So if you are looking at this passage and you are asking your wife to stay in an abusive situation because you're the head, you're wrong. That's right. And if you're a wife who's being submissive in an abusive situation, out of respect for this verse, God bless you. But don't stay. Get help, get help. Your pastors, your elders, your friends.

We're here to help you and hopefully to restore things back to this ideal, but don't allow a Simplistic reading of scripture to trap you in an unideal situation. Because scripture is supposed to call us to something greater. They call us to embody to the world the picture of Christ, and we're not supposed to do this alone.

Look at what started this conversation. It was about being in a community that worships together, that serves together, that submits to one another. So commit yourselves to a community and pursue your marriage in the context of a Christian community who can support you to do the really hard thing of marriage.

It's hard. It's hard. It's fun sometimes, but it's hard a lot of the time. We need each other. We need each other, and the only way we're gonna do it is with each other. And by relying on the power of the Holy Spirit. Will you pray with me?

Father? I wanna live in the ideal. I wanna be in a marriage where I am so filled with the Holy Spirit that Tracy doesn't need to worry about what kind of man I am.

And Lord, I want Tracy to be so filled with the spirit that I can trust her opinion, her counsel, like Matt, you need to rewrite that sermon. Lord, my desire is that all of us would live and this ideal that only comes from us relying on the power of the Holy Spirit. So, Lord, would you fill each and every single one of us here today with your Holy Spirit?

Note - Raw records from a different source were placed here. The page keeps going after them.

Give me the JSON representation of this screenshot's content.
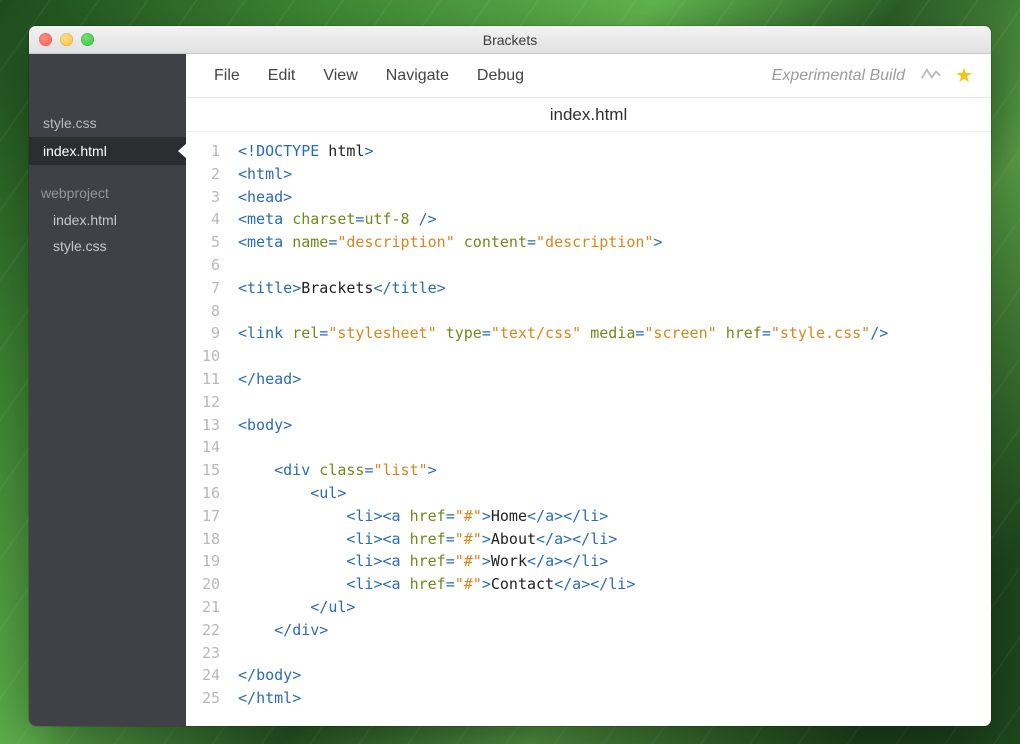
{
  "window": {
    "title": "Brackets"
  },
  "menu": {
    "items": [
      "File",
      "Edit",
      "View",
      "Navigate",
      "Debug"
    ]
  },
  "header": {
    "experimental": "Experimental Build",
    "current_file": "index.html"
  },
  "sidebar": {
    "working_files": [
      {
        "name": "style.css",
        "active": false
      },
      {
        "name": "index.html",
        "active": true
      }
    ],
    "project_name": "webproject",
    "project_files": [
      "index.html",
      "style.css"
    ]
  },
  "editor": {
    "lines": [
      [
        {
          "t": "punct",
          "v": "<!"
        },
        {
          "t": "tag",
          "v": "DOCTYPE"
        },
        {
          "t": "text",
          "v": " html"
        },
        {
          "t": "punct",
          "v": ">"
        }
      ],
      [
        {
          "t": "punct",
          "v": "<"
        },
        {
          "t": "tag",
          "v": "html"
        },
        {
          "t": "punct",
          "v": ">"
        }
      ],
      [
        {
          "t": "punct",
          "v": "<"
        },
        {
          "t": "tag",
          "v": "head"
        },
        {
          "t": "punct",
          "v": ">"
        }
      ],
      [
        {
          "t": "punct",
          "v": "<"
        },
        {
          "t": "tag",
          "v": "meta"
        },
        {
          "t": "text",
          "v": " "
        },
        {
          "t": "attr",
          "v": "charset"
        },
        {
          "t": "punct",
          "v": "="
        },
        {
          "t": "attr",
          "v": "utf-8"
        },
        {
          "t": "text",
          "v": " "
        },
        {
          "t": "punct",
          "v": "/>"
        }
      ],
      [
        {
          "t": "punct",
          "v": "<"
        },
        {
          "t": "tag",
          "v": "meta"
        },
        {
          "t": "text",
          "v": " "
        },
        {
          "t": "attr",
          "v": "name"
        },
        {
          "t": "punct",
          "v": "="
        },
        {
          "t": "str",
          "v": "\"description\""
        },
        {
          "t": "text",
          "v": " "
        },
        {
          "t": "attr",
          "v": "content"
        },
        {
          "t": "punct",
          "v": "="
        },
        {
          "t": "str",
          "v": "\"description\""
        },
        {
          "t": "punct",
          "v": ">"
        }
      ],
      [],
      [
        {
          "t": "punct",
          "v": "<"
        },
        {
          "t": "tag",
          "v": "title"
        },
        {
          "t": "punct",
          "v": ">"
        },
        {
          "t": "text",
          "v": "Brackets"
        },
        {
          "t": "punct",
          "v": "</"
        },
        {
          "t": "tag",
          "v": "title"
        },
        {
          "t": "punct",
          "v": ">"
        }
      ],
      [],
      [
        {
          "t": "punct",
          "v": "<"
        },
        {
          "t": "tag",
          "v": "link"
        },
        {
          "t": "text",
          "v": " "
        },
        {
          "t": "attr",
          "v": "rel"
        },
        {
          "t": "punct",
          "v": "="
        },
        {
          "t": "str",
          "v": "\"stylesheet\""
        },
        {
          "t": "text",
          "v": " "
        },
        {
          "t": "attr",
          "v": "type"
        },
        {
          "t": "punct",
          "v": "="
        },
        {
          "t": "str",
          "v": "\"text/css\""
        },
        {
          "t": "text",
          "v": " "
        },
        {
          "t": "attr",
          "v": "media"
        },
        {
          "t": "punct",
          "v": "="
        },
        {
          "t": "str",
          "v": "\"screen\""
        },
        {
          "t": "text",
          "v": " "
        },
        {
          "t": "attr",
          "v": "href"
        },
        {
          "t": "punct",
          "v": "="
        },
        {
          "t": "str",
          "v": "\"style.css\""
        },
        {
          "t": "punct",
          "v": "/>"
        }
      ],
      [],
      [
        {
          "t": "punct",
          "v": "</"
        },
        {
          "t": "tag",
          "v": "head"
        },
        {
          "t": "punct",
          "v": ">"
        }
      ],
      [],
      [
        {
          "t": "punct",
          "v": "<"
        },
        {
          "t": "tag",
          "v": "body"
        },
        {
          "t": "punct",
          "v": ">"
        }
      ],
      [],
      [
        {
          "t": "text",
          "v": "    "
        },
        {
          "t": "punct",
          "v": "<"
        },
        {
          "t": "tag",
          "v": "div"
        },
        {
          "t": "text",
          "v": " "
        },
        {
          "t": "attr",
          "v": "class"
        },
        {
          "t": "punct",
          "v": "="
        },
        {
          "t": "str",
          "v": "\"list\""
        },
        {
          "t": "punct",
          "v": ">"
        }
      ],
      [
        {
          "t": "text",
          "v": "        "
        },
        {
          "t": "punct",
          "v": "<"
        },
        {
          "t": "tag",
          "v": "ul"
        },
        {
          "t": "punct",
          "v": ">"
        }
      ],
      [
        {
          "t": "text",
          "v": "            "
        },
        {
          "t": "punct",
          "v": "<"
        },
        {
          "t": "tag",
          "v": "li"
        },
        {
          "t": "punct",
          "v": "><"
        },
        {
          "t": "tag",
          "v": "a"
        },
        {
          "t": "text",
          "v": " "
        },
        {
          "t": "attr",
          "v": "href"
        },
        {
          "t": "punct",
          "v": "="
        },
        {
          "t": "str",
          "v": "\"#\""
        },
        {
          "t": "punct",
          "v": ">"
        },
        {
          "t": "text",
          "v": "Home"
        },
        {
          "t": "punct",
          "v": "</"
        },
        {
          "t": "tag",
          "v": "a"
        },
        {
          "t": "punct",
          "v": "></"
        },
        {
          "t": "tag",
          "v": "li"
        },
        {
          "t": "punct",
          "v": ">"
        }
      ],
      [
        {
          "t": "text",
          "v": "            "
        },
        {
          "t": "punct",
          "v": "<"
        },
        {
          "t": "tag",
          "v": "li"
        },
        {
          "t": "punct",
          "v": "><"
        },
        {
          "t": "tag",
          "v": "a"
        },
        {
          "t": "text",
          "v": " "
        },
        {
          "t": "attr",
          "v": "href"
        },
        {
          "t": "punct",
          "v": "="
        },
        {
          "t": "str",
          "v": "\"#\""
        },
        {
          "t": "punct",
          "v": ">"
        },
        {
          "t": "text",
          "v": "About"
        },
        {
          "t": "punct",
          "v": "</"
        },
        {
          "t": "tag",
          "v": "a"
        },
        {
          "t": "punct",
          "v": "></"
        },
        {
          "t": "tag",
          "v": "li"
        },
        {
          "t": "punct",
          "v": ">"
        }
      ],
      [
        {
          "t": "text",
          "v": "            "
        },
        {
          "t": "punct",
          "v": "<"
        },
        {
          "t": "tag",
          "v": "li"
        },
        {
          "t": "punct",
          "v": "><"
        },
        {
          "t": "tag",
          "v": "a"
        },
        {
          "t": "text",
          "v": " "
        },
        {
          "t": "attr",
          "v": "href"
        },
        {
          "t": "punct",
          "v": "="
        },
        {
          "t": "str",
          "v": "\"#\""
        },
        {
          "t": "punct",
          "v": ">"
        },
        {
          "t": "text",
          "v": "Work"
        },
        {
          "t": "punct",
          "v": "</"
        },
        {
          "t": "tag",
          "v": "a"
        },
        {
          "t": "punct",
          "v": "></"
        },
        {
          "t": "tag",
          "v": "li"
        },
        {
          "t": "punct",
          "v": ">"
        }
      ],
      [
        {
          "t": "text",
          "v": "            "
        },
        {
          "t": "punct",
          "v": "<"
        },
        {
          "t": "tag",
          "v": "li"
        },
        {
          "t": "punct",
          "v": "><"
        },
        {
          "t": "tag",
          "v": "a"
        },
        {
          "t": "text",
          "v": " "
        },
        {
          "t": "attr",
          "v": "href"
        },
        {
          "t": "punct",
          "v": "="
        },
        {
          "t": "str",
          "v": "\"#\""
        },
        {
          "t": "punct",
          "v": ">"
        },
        {
          "t": "text",
          "v": "Contact"
        },
        {
          "t": "punct",
          "v": "</"
        },
        {
          "t": "tag",
          "v": "a"
        },
        {
          "t": "punct",
          "v": "></"
        },
        {
          "t": "tag",
          "v": "li"
        },
        {
          "t": "punct",
          "v": ">"
        }
      ],
      [
        {
          "t": "text",
          "v": "        "
        },
        {
          "t": "punct",
          "v": "</"
        },
        {
          "t": "tag",
          "v": "ul"
        },
        {
          "t": "punct",
          "v": ">"
        }
      ],
      [
        {
          "t": "text",
          "v": "    "
        },
        {
          "t": "punct",
          "v": "</"
        },
        {
          "t": "tag",
          "v": "div"
        },
        {
          "t": "punct",
          "v": ">"
        }
      ],
      [],
      [
        {
          "t": "punct",
          "v": "</"
        },
        {
          "t": "tag",
          "v": "body"
        },
        {
          "t": "punct",
          "v": ">"
        }
      ],
      [
        {
          "t": "punct",
          "v": "</"
        },
        {
          "t": "tag",
          "v": "html"
        },
        {
          "t": "punct",
          "v": ">"
        }
      ]
    ]
  }
}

Lord, would you transform our marriages, our familiar relationships, our friendships, our relationships with our co-workers, our relationships with their neighbors? And would you exhibit in our relationships a Christ-like love? Lord, may we be a church that's known for our love, a love that inspires, a love that inspires people to find the love that we experience in our relationship with you.

First and foremost, I pray Amen.